The result was three-percentage points higher than the Central Bank’s expectations, with the entity led by Luis Caputo also shaving half a percentage point off interest rates offered in the last roll-over of Lebacs, from 47 to 46.5 percent.
The news came just hours after the INDEC statistics bureau announced the highest rate of monthly inflation in two years, with June inflation coming in at 3.7 percent.
The roll-over of Lebacs was larger than last month’s and exceeded market expectations. In June, the entity had renewed just 60 percent of expiring Lebacs despite a record interest rate on the short-term note of 47 percent.
June’s inflation figure – which was led by increases in transport (5.9 percent), food and non-alcoholic beverages (5.2 percent) and healthcare (4.3 percent) – means that prices have risen 16 percent in the first half of the year alone, with annual inflation over the last 12 months reaching 29.5 percent, one of the world's highest registered rates.
Consumer prices had reached 2.1 percent in the previous month, and 26.3 percent in the 12 months through May.
Last December, the government set a 15-percent target for the whole of 2018, though officials were forced to lower expectations following the impact of the peso’s fierce devaluation in the second quarter, which saw it drop by 30 percent. That prompted the government to seek a US$50-billion financing deal with the International Monetary Fund (IMF).
INDEC’s latest data means the government's original target has now been surpassed in the first six months of the year alone.

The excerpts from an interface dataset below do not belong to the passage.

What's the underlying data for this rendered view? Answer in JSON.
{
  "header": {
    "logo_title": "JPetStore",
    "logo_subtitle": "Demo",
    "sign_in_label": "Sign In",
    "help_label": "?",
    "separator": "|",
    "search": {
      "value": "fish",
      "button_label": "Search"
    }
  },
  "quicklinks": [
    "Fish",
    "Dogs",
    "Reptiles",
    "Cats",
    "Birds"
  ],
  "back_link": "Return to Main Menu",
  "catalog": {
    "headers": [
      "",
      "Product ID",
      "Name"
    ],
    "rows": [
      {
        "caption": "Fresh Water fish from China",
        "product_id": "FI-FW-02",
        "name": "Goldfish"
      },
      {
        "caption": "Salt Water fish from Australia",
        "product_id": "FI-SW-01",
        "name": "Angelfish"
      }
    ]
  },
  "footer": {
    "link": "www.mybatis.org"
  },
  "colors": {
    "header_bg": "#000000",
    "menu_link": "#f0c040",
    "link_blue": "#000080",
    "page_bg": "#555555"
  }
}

Private consultancy firms have predicted that annual inflation will come in at around 30 percent and forecast lower rates of growth.